Three little words: Hit the brakes.
In the 12 inches between my head and his ears the request of “Hit the brakes” translated into, “Turn left really hard.”
Hmmm, I am not sure how those collection of words were so transformed, but they were and instead of jamming on the brakes and coming to a leisurely stop, the dude at the controls went with plan B and cranked the steering mechanism hard left.
Bad idea. You see, on the left was a rather imposing wall of snow, a very hard imposing wall of snow.
As the craft turned left, I realized there had been a serious breakdown in communication. My mind raced as the scenario unfolded before me.
Here I was, out for an evening of fun, and my life was about to end in a jumble of mush as we hit the wall and burst into a bright ball of fire, pain and death.
A scene from Star Wars flashed through my mind, the one where the Rebel X-Wing hits the Death Star and explodes in a shower of spark and flame.
I had a feeling we were about to do that without the benefits of special effects. It's funny how time slows in a situation like that.
Seconds seem like minutes and as our impending destruction from the white wall of disaster loomed, several thoughts echoed through my somewhat hapless cranium.
Thoughts like: Why are we turning left when I said stop? Why did I let this bozo drive? If I survive the crash, I wonder if I can hide his body in the woods and claim the accident did him in?
Because I was in back, I had already determined I was going to use my 'friend' as a personal airbag. The idea was to place him between myself and harm's way.
That seemed fair considering it was his lack of ability to follow a simple request that was leading us to our untimely demise.
Besides, he would want to sacrifice himself for me, and I wanted to let him.
OK, I had a plan. I would sacrifice my buddy to save my own skin.
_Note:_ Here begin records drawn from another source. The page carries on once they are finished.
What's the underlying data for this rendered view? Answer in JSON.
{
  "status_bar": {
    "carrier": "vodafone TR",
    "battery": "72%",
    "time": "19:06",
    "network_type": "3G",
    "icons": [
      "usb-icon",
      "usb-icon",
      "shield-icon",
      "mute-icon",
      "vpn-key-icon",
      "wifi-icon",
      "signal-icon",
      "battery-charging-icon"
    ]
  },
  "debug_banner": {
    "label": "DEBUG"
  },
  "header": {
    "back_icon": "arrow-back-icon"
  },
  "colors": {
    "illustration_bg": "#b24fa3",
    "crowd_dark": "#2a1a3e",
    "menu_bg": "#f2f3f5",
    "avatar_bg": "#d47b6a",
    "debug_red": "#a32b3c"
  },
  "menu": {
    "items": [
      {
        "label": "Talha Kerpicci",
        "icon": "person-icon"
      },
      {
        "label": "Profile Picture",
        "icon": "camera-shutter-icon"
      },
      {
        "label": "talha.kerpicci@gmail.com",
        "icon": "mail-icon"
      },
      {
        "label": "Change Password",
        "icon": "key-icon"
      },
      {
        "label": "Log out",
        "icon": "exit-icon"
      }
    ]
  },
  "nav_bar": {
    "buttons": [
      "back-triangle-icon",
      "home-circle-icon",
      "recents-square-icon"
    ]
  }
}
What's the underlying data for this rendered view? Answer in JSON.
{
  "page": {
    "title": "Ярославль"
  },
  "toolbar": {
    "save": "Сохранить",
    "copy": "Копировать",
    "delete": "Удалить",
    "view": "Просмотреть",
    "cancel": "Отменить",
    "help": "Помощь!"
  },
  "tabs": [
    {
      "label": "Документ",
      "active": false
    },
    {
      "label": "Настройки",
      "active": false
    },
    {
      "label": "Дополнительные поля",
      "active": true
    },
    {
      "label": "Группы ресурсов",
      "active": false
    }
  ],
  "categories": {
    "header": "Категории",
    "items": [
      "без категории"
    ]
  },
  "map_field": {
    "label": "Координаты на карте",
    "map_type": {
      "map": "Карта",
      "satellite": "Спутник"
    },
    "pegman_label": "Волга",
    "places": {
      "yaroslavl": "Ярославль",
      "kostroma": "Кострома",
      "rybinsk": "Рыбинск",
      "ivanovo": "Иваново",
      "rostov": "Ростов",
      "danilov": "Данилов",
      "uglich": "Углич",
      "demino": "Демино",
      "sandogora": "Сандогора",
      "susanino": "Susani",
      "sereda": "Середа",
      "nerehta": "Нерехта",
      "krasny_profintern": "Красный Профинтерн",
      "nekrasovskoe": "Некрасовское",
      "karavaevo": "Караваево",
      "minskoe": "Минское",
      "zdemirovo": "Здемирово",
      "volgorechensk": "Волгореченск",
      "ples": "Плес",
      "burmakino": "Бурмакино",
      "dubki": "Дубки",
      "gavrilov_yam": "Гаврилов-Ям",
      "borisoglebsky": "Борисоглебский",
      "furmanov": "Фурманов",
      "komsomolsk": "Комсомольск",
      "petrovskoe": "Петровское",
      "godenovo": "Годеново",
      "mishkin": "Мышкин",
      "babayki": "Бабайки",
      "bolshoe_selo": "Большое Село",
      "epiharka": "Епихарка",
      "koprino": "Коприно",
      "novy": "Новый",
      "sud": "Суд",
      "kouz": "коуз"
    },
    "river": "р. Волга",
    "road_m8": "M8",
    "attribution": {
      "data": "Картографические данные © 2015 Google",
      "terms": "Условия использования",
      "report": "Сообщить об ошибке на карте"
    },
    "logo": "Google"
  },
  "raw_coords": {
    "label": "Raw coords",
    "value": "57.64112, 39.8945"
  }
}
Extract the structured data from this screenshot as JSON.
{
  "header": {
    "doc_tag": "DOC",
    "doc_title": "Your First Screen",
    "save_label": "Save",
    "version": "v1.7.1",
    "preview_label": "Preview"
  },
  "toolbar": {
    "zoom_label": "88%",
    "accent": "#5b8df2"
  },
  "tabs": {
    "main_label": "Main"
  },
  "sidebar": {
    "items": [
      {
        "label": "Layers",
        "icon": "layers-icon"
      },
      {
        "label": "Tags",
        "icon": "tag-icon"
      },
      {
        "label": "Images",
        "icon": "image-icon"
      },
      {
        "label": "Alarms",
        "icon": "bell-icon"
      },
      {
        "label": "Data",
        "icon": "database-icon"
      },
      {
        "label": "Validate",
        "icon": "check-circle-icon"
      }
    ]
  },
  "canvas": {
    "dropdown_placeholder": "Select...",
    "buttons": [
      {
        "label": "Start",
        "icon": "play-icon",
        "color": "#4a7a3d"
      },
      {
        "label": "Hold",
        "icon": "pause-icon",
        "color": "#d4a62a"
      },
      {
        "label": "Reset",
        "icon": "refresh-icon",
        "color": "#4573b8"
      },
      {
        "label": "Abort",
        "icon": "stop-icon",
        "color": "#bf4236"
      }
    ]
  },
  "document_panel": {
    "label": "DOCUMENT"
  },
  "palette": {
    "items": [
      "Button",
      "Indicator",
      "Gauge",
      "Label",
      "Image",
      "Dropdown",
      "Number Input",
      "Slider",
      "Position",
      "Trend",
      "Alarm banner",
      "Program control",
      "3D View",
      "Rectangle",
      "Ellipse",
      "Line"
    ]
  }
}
Hey, it works for me.
The problem was, the laws of physics obviously did not get my memo on the whole use-my-buddy-as-a-human-cushion plan and when we hit the wall things went kind of wonky.
Or at least, I assume they did.
I remember seeing the Everest-sized mound of snow before there was a bright light – where I am pretty sure I saw Elvis.
The bright light was followed by a lot of tumbling, rolling and eventually blacking out.
There are a few minutes after the crash I have no memory of and my shoulder was in a considerable amount of pain.
The aftermath may have been fuzzy, but the cause was not and I looked for my friend – or the Mr. Left Turn as I had started calling him.
While I suffered an injured shoulder, he seemed to have emerged unscathed, and his quick reaction time, once I regained conciousness, ensured he stayed that way.
We eventually made our way back to the house, where our friends finally realized that we had been missing for the past 10 minutes.
With friends like these, who needs enemies.